(REQUIREMENT): Go line by line through the entries below and count those containing the string "Camera"; give only the count.
=== RECORDS TO USE ===
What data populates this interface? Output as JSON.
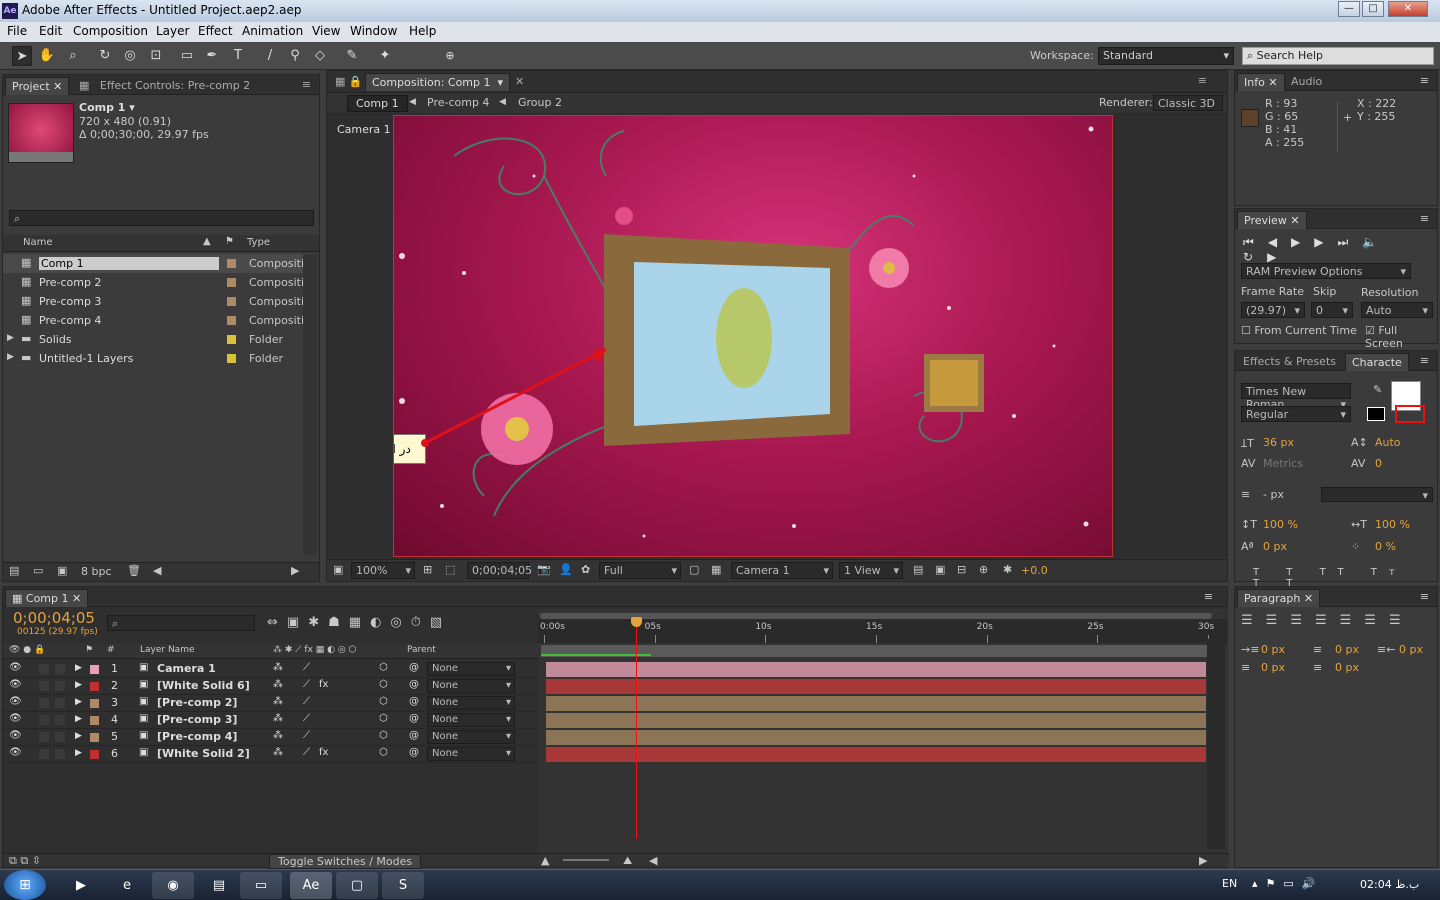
{
  "window": {
    "title": "Adobe After Effects - Untitled Project.aep2.aep",
    "app_icon": "Ae",
    "min": "—",
    "max": "□",
    "close": "✕"
  },
  "menu": [
    "File",
    "Edit",
    "Composition",
    "Layer",
    "Effect",
    "Animation",
    "View",
    "Window",
    "Help"
  ],
  "toolbar": {
    "workspace_label": "Workspace:",
    "workspace_value": "Standard",
    "search_placeholder": "Search Help"
  },
  "project": {
    "tab_project": "Project",
    "tab_effect": "Effect Controls: Pre-comp 2",
    "comp_name": "Comp 1 ▾",
    "comp_size": "720 x 480 (0.91)",
    "comp_dur": "Δ 0;00;30;00, 29.97 fps",
    "search_icon": "⌕",
    "col_name": "Name",
    "col_type": "Type",
    "items": [
      {
        "name": "Comp 1",
        "type": "Compositio",
        "color": "#b08a66",
        "kind": "comp"
      },
      {
        "name": "Pre-comp 2",
        "type": "Compositio",
        "color": "#b08a66",
        "kind": "comp"
      },
      {
        "name": "Pre-comp 3",
        "type": "Compositio",
        "color": "#b08a66",
        "kind": "comp"
      },
      {
        "name": "Pre-comp 4",
        "type": "Compositio",
        "color": "#b08a66",
        "kind": "comp"
      },
      {
        "name": "Solids",
        "type": "Folder",
        "color": "#d9c13a",
        "kind": "folder"
      },
      {
        "name": "Untitled-1 Layers",
        "type": "Folder",
        "color": "#d9c13a",
        "kind": "folder"
      }
    ],
    "bpc": "8 bpc"
  },
  "comp": {
    "tab": "Composition: Comp 1",
    "crumbs": [
      "Comp 1",
      "Pre-comp 4",
      "Group 2"
    ],
    "renderer_label": "Renderer:",
    "renderer": "Classic 3D",
    "camera_label": "Camera 1",
    "annotation": "در اینجا حالت سه بعدی قاب از بین رفته است",
    "footer": {
      "zoom": "100%",
      "timecode": "0;00;04;05",
      "res": "Full",
      "camera": "Camera 1",
      "view": "1 View",
      "exposure": "+0.0"
    }
  },
  "info": {
    "tab_info": "Info",
    "tab_audio": "Audio",
    "r": "R : 93",
    "g": "G : 65",
    "b": "B : 41",
    "a": "A : 255",
    "x": "X : 222",
    "y": "Y : 255",
    "swatch": "#5d4129"
  },
  "preview": {
    "tab": "Preview",
    "ram": "RAM Preview Options",
    "frame_rate_label": "Frame Rate",
    "skip_label": "Skip",
    "resolution_label": "Resolution",
    "frame_rate": "(29.97)",
    "skip": "0",
    "resolution": "Auto",
    "from_current": "From Current Time",
    "full_screen": "Full Screen"
  },
  "character": {
    "tab_effects": "Effects & Presets",
    "tab_char": "Characte",
    "font": "Times New Roman",
    "style": "Regular",
    "size": "36 px",
    "leading": "Auto",
    "kerning": "Metrics",
    "tracking": "0",
    "stroke": "- px",
    "vscale": "100 %",
    "hscale": "100 %",
    "baseline": "0 px",
    "tsume": "0 %"
  },
  "paragraph": {
    "tab": "Paragraph",
    "indent_left": "0 px",
    "indent_first": "0 px",
    "indent_right": "0 px",
    "space_before": "0 px",
    "space_after": "0 px"
  },
  "timeline": {
    "tab": "Comp 1",
    "timecode": "0;00;04;05",
    "frames": "00125 (29.97 fps)",
    "col_layer": "Layer Name",
    "col_parent": "Parent",
    "hash": "#",
    "toggle": "Toggle Switches / Modes",
    "ruler": [
      "0:00s",
      "05s",
      "10s",
      "15s",
      "20s",
      "25s",
      "30s"
    ],
    "playhead_seconds": 4.17,
    "duration_seconds": 30,
    "layers": [
      {
        "num": "1",
        "name": "Camera 1",
        "label": "#e8a0b4",
        "bar": "#c08a98",
        "parent": "None",
        "fx": false
      },
      {
        "num": "2",
        "name": "[White Solid 6]",
        "label": "#c03030",
        "bar": "#a83838",
        "parent": "None",
        "fx": true
      },
      {
        "num": "3",
        "name": "[Pre-comp 2]",
        "label": "#b08a66",
        "bar": "#8c7456",
        "parent": "None",
        "fx": false
      },
      {
        "num": "4",
        "name": "[Pre-comp 3]",
        "label": "#b08a66",
        "bar": "#8c7456",
        "parent": "None",
        "fx": false
      },
      {
        "num": "5",
        "name": "[Pre-comp 4]",
        "label": "#b08a66",
        "bar": "#8c7456",
        "parent": "None",
        "fx": false
      },
      {
        "num": "6",
        "name": "[White Solid 2]",
        "label": "#c03030",
        "bar": "#a83838",
        "parent": "None",
        "fx": true
      }
    ]
  },
  "taskbar": {
    "lang": "EN",
    "clock": "02:04 ب.ظ"
  }
}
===
(FINISHED TASK): 3